Robert Zubrin, |
The Holy Land
Back in 1994, seven years before he ventured into the science fiction field with his mission-to-Mars novel First Landing, I interviewed Robert Zubrin for a television show called e-Scape Velocity. When I asked him about the role science fiction had played in the advancement of the space program, he replied, "I know myself and many other aerospace engineers are all in this field because of a certain vision that we got of the human future by reading science fiction in our youth. So I think that science fiction has done an enormous amount. I'd like it to do more but we'd be nowhere without science fiction."
And so we come to Zubrin's most recent foray into science-fiction writing, The Holy Land. If First Landing was intended as propaganda for a manned mission to Mars, Zubrin has very different goals for The Holy Land. The novel follows more in the footsteps of Douglas Adams than it does in those of Heinlein or Clarke. But added to the book's Adams-esque comedic approach is a healthy dose of John Brunner-style political activism.
Brunner's brilliant novel The Sheep Look Up (1972) envisioned an ecological apocalypse resulting from the American capitalist/consumerist way of life. Zubrin presents an equally pessimistic future extrapolated from the current American political reality of the war on terror and the concurrent erosion of the separation of church and state.
The Holy Land is America. The President and his Christian administration feel that American sovereignty is being threatened by foreigners. The foreigners in question are the Minervans, refugees from a galactic war who have been rescued by the Western Galactic Empire and resettled on Earth. Now that the Minervans have moved into what was once Kennewick, Wash., buying out the locals and building 300-story skyscrapers where once there were homes and businesses, the U.S. government feels it must take decisive action to expel the intruders.
Unfortunately, the U.S. military is no match for the purely defensive "disarmers" the Minervans employ to destroy any weapons used against them. But there are other ways to win a war. So the government undertakes a plan to discredit the Minervans in galactic opinion, painting them as heartless oppressors. The plan involves moving former Kennewickians into slum-like refugee camps and recruiting the refugees' children for suicidal attacks on the pagan aliens.

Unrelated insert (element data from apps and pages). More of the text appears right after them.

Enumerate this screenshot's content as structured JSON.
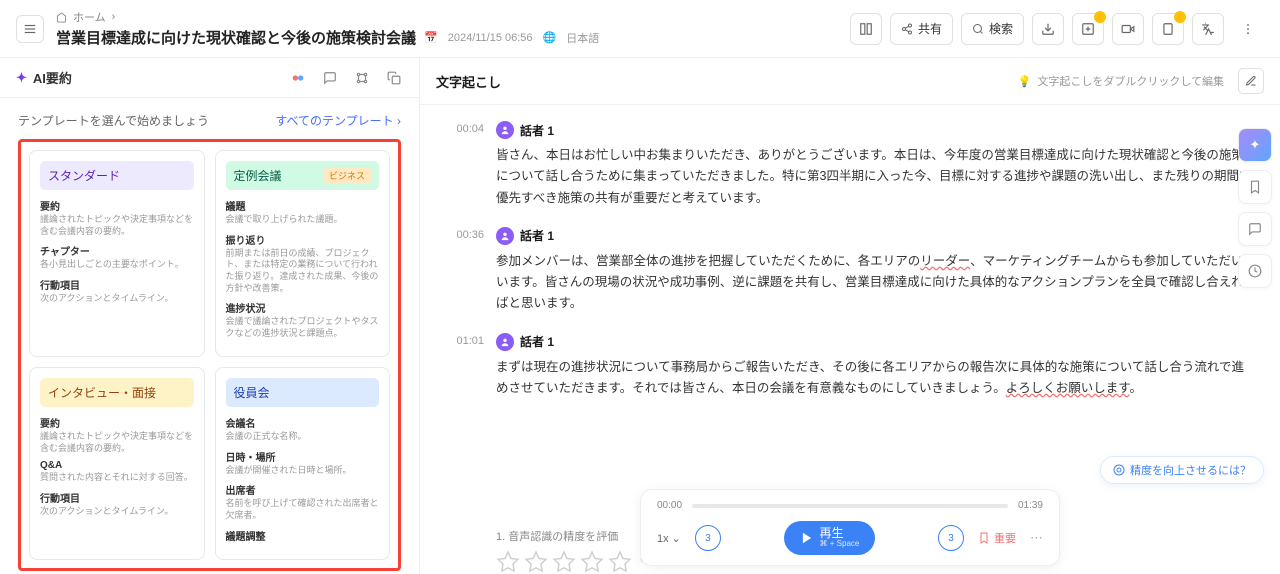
{
  "header": {
    "home": "ホーム",
    "title": "営業目標達成に向けた現状確認と今後の施策検討会議",
    "datetime": "2024/11/15 06:56",
    "language": "日本語",
    "share": "共有",
    "search": "検索"
  },
  "left": {
    "title": "AI要約",
    "template_prompt": "テンプレートを選んで始めましょう",
    "all_templates": "すべてのテンプレート",
    "business_badge": "ビジネス",
    "cards": [
      {
        "title": "スタンダード",
        "sections": [
          {
            "t": "要約",
            "d": "議論されたトピックや決定事項などを含む会議内容の要約。"
          },
          {
            "t": "チャプター",
            "d": "各小見出しごとの主要なポイント。"
          },
          {
            "t": "行動項目",
            "d": "次のアクションとタイムライン。"
          }
        ]
      },
      {
        "title": "定例会議",
        "sections": [
          {
            "t": "議題",
            "d": "会議で取り上げられた議題。"
          },
          {
            "t": "振り返り",
            "d": "前期または前日の成績、プロジェクト、または特定の業務について行われた振り返り。達成された成果、今後の方針や改善策。"
          },
          {
            "t": "進捗状況",
            "d": "会議で議論されたプロジェクトやタスクなどの進捗状況と課題点。"
          }
        ]
      },
      {
        "title": "インタビュー・面接",
        "sections": [
          {
            "t": "要約",
            "d": "議論されたトピックや決定事項などを含む会議内容の要約。"
          },
          {
            "t": "Q&A",
            "d": "質問された内容とそれに対する回答。"
          },
          {
            "t": "行動項目",
            "d": "次のアクションとタイムライン。"
          }
        ]
      },
      {
        "title": "役員会",
        "sections": [
          {
            "t": "会議名",
            "d": "会議の正式な名称。"
          },
          {
            "t": "日時・場所",
            "d": "会議が開催された日時と場所。"
          },
          {
            "t": "出席者",
            "d": "名前を呼び上げて確認された出席者と欠席者。"
          },
          {
            "t": "議題調整",
            "d": ""
          }
        ]
      }
    ]
  },
  "right": {
    "title": "文字起こし",
    "hint": "文字起こしをダブルクリックして編集",
    "entries": [
      {
        "ts": "00:04",
        "speaker": "話者 1",
        "text": "皆さん、本日はお忙しい中お集まりいただき、ありがとうございます。本日は、今年度の営業目標達成に向けた現状確認と今後の施策について話し合うために集まっていただきました。特に第3四半期に入った今、目標に対する進捗や課題の洗い出し、また残りの期間で優先すべき施策の共有が重要だと考えています。"
      },
      {
        "ts": "00:36",
        "speaker": "話者 1",
        "text": "参加メンバーは、営業部全体の進捗を把握していただくために、各エリアのリーダー、マーケティングチームからも参加していただいています。皆さんの現場の状況や成功事例、逆に課題を共有し、営業目標達成に向けた具体的なアクションプランを全員で確認し合えればと思います。"
      },
      {
        "ts": "01:01",
        "speaker": "話者 1",
        "text": "まずは現在の進捗状況について事務局からご報告いただき、その後に各エリアからの報告次に具体的な施策について話し合う流れで進めさせていただきます。それでは皆さん、本日の会議を有意義なものにしていきましょう。よろしくお願いします。"
      }
    ],
    "rating_label": "1. 音声認識の精度を評価"
  },
  "player": {
    "cur": "00:00",
    "dur": "01:39",
    "speed": "1x",
    "skip": "3",
    "play": "再生",
    "play_sub": "⌘ + Space",
    "important": "重要"
  },
  "help": "精度を向上させるには？"
}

While this may not sound like the stuff of uproarious comedy, The Holy Land is in fact a very funny book. It's a mix of humor and social commentary that would, without a doubt, make Michael Moore smile. While we Earthlings are depicted as smelly, backward, "proto-rational" animals, Zubrin's portrayal of the Minervans and the members of the Western Galactic Empire (the Weegees) is no less barbed. When Lisa White, director of public communications for the U.S. government, appears before the Weegee court to defend America against the charge that it aided in the sabotage of a starship -- triggering a reaction that destroyed several planets, killing all their inhabitants -- she has been meticulously scrubbed and carefully clothed so as to be presentable. Mrs. White's legal representative, Junea, comments....
"The Divine Princess will note that Mrs. White is wearing an original Felgorgious gown."
The Holy Land is an impressive book. It made me laugh and it made me think. That's a dynamic combination. But the fact that Robert Zubrin wrote this novel before the tide of public opinion turned and made it safe to be critical of the methodology of the American war on terror, because he wrote it before it was safe to question the economic justifications for selecting targets for that war while passing over other potential targets, this is quite a brave book.
And if this book can have an impact on public policy equal to even a small portion of the impact science fiction had on the space program then I'm sure Zubrin will be over the moon -- or Mars -- with joy.